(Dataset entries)
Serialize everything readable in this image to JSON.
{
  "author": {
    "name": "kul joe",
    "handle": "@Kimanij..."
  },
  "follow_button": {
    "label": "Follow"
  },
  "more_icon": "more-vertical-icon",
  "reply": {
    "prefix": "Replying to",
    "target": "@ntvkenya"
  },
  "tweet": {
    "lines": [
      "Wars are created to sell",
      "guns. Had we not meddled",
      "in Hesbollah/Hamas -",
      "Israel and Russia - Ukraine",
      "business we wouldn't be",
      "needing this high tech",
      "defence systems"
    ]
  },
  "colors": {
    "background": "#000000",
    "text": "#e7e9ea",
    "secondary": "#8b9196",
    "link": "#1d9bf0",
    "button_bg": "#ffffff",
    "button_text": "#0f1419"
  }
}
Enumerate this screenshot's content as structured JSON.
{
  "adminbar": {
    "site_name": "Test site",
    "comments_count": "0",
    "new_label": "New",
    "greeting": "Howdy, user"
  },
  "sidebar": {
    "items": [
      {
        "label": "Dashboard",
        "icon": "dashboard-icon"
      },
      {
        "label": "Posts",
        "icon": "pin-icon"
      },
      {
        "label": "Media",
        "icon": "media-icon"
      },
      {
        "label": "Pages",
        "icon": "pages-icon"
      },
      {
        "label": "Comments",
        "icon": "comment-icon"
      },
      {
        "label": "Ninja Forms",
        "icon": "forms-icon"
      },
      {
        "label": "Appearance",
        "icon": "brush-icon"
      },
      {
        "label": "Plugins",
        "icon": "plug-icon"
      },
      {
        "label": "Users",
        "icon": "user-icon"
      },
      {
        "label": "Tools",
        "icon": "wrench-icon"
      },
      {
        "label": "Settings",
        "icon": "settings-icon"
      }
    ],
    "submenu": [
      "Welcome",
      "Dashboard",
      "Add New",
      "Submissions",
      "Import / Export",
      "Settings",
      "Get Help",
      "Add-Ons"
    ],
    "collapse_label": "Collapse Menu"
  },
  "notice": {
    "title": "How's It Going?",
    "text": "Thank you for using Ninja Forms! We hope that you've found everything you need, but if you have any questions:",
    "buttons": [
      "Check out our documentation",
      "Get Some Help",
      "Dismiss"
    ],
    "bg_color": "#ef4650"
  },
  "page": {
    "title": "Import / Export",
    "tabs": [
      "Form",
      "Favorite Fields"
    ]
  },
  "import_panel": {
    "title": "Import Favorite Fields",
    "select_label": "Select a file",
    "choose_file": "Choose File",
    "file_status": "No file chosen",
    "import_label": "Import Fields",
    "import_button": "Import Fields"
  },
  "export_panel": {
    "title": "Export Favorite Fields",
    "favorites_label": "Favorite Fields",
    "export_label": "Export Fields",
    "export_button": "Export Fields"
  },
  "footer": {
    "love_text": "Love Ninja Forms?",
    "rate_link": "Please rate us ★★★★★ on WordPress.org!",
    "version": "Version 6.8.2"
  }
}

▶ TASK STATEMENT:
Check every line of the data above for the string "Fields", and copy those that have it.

▶ WORKED SOLUTION:
      "Favorite Fields"
    "title": "Import Favorite Fields",
    "import_label": "Import Fields",
    "import_button": "Import Fields"
    "title": "Export Favorite Fields",
    "favorites_label": "Favorite Fields",
    "export_label": "Export Fields",
    "export_button": "Export Fields"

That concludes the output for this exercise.